MULDER: A shadow.
CHUCK BURKS: It would fit with the lighting in the room. The problem is, it can't be throwing a shadow unless...
MULDER: Unless it's a solid object.
SCULLY: Which is impossible because it only appears for a single frame.
CHUCK BURKS: One-thirtieth of a second.
MULDER: You know why you collapsed don't you, Max?
MAX: Yeah, too much teen spirit.
MULDER: You think? Smells like murder to me.
MULDER: Anything interesting?
SCULLY: This can't be right.
MULDER: What is it?
SCULLY: Oh, my God.
SCULLY: Evidence of cerebral lesions from repeated concussions... arthritis in his spine and major joints. Stress fractures, numerous muscle and... and ligament micro-tears.
MULDER: What would cause this?
SCULLY: In a teenager? I can't even imagine. This is the kind of thing that you'd see in someone who's crashed race cars or played pro football for 15 years. Whatever Max is doing, it's killing him.
MULDER: I think I'm starting to get it.
MULDER: Oh... This is it. Those globs we found? This is where they came from. Speed, Scully. Somehow, Max Harden has found a way to move faster than the eye can see.
MULDER: That would explain how Babbitt was killed. It would also explain how a chair and a table appeared to move on their own withenough force to penetrate a wall. Force equals mass times acceleration, isn't that right?
SCULLY: Yes, Mulder, but it's impossible. The human body just isn't designed to move like that.
MULDER: Exactly. That is, that is why his is falling apart.
SCULLY: Did the USGS show up?
MULDER: Yeah. 18 geologists and three semis full of gear. They covered every inch of that cave.
SCULLY: And what did they come up with?
MULDER: Nothing. Well, bat guano and above-normal magnetic field readings but nothing that would cause a physiological effect.

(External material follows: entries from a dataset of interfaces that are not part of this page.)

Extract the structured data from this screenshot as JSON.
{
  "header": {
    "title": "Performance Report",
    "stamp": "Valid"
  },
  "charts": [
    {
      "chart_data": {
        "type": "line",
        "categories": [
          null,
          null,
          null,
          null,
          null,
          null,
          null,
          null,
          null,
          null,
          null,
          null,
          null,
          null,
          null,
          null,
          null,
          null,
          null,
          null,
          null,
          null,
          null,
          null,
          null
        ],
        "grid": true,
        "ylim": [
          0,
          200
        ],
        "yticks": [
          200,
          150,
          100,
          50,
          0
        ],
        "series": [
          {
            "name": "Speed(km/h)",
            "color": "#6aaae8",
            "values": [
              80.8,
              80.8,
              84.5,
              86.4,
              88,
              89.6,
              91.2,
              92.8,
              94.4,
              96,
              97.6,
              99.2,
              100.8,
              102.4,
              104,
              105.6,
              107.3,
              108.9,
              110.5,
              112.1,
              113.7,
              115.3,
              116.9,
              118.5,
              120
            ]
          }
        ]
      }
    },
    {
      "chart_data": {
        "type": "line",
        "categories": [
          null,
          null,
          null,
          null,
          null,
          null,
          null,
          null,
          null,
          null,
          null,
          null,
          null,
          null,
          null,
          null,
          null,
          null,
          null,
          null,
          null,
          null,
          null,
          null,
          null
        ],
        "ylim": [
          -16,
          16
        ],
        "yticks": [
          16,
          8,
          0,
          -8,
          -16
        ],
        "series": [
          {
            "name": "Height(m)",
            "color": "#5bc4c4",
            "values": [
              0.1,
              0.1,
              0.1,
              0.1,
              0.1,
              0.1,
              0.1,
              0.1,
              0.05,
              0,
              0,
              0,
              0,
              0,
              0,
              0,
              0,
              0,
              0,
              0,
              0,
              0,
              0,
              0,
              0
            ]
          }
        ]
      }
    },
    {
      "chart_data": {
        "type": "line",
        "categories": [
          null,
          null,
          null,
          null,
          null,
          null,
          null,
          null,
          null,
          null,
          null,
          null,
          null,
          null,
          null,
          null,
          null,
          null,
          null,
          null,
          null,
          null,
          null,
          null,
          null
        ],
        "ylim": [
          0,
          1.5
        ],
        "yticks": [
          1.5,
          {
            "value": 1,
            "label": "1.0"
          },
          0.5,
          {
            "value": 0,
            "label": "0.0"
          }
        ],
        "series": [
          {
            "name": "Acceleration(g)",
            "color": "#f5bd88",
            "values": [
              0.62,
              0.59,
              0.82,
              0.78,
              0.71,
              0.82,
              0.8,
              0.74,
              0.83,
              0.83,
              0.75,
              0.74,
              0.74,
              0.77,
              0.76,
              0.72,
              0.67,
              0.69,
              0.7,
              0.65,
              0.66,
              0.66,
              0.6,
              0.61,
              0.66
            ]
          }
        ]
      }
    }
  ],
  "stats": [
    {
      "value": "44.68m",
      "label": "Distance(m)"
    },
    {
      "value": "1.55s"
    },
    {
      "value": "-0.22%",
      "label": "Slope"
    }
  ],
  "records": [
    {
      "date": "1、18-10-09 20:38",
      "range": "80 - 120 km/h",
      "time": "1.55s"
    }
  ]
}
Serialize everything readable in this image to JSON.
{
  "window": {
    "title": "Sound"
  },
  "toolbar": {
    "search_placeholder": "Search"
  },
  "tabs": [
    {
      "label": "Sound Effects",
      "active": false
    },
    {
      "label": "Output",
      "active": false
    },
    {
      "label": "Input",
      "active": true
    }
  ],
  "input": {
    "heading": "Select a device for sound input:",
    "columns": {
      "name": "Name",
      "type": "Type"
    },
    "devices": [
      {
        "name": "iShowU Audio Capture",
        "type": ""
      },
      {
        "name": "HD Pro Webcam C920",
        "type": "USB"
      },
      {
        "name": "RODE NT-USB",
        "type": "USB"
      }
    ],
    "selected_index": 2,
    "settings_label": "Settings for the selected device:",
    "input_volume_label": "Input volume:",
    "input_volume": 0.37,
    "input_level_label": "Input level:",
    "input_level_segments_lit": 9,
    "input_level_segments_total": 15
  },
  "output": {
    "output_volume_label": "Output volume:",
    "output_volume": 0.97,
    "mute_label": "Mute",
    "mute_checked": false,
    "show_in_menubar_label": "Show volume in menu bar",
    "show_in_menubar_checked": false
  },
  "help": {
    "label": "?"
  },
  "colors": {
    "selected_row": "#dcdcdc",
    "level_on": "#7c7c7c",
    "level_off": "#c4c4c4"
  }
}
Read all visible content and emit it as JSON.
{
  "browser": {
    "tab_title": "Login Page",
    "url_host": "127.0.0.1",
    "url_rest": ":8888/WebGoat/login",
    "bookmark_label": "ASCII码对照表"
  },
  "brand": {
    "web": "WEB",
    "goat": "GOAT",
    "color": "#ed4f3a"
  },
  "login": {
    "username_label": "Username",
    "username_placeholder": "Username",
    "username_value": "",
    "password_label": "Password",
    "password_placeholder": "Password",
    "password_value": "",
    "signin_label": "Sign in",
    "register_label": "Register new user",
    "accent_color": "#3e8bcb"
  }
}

SCULLY: What'd you expect them to find, Mulder?
MULDER: I don't know. A vortex, like the one in Oregon. Gravitational aberrations, unique chemical compositions, uh, relics that would indicate that the cave was a sacred site... something, anything. I don't know.
SCULLY: Well, you and I were both in there and nothing happened to us. We're still slowpoking around.
MULDER: What if we're too old? Well, you said that teenagers differ from adults chemically and physiologically. What if whatever is in that cave affects only them?
SCULLY: Well, that's doubtful. But no more so than any other theory. I mean, it's worth checking out.
MULDER: Yeah? Well, we can't. As of an hour ago, they pumped concrete into the cave. Sealed it for precautionary reasons. We'll never know.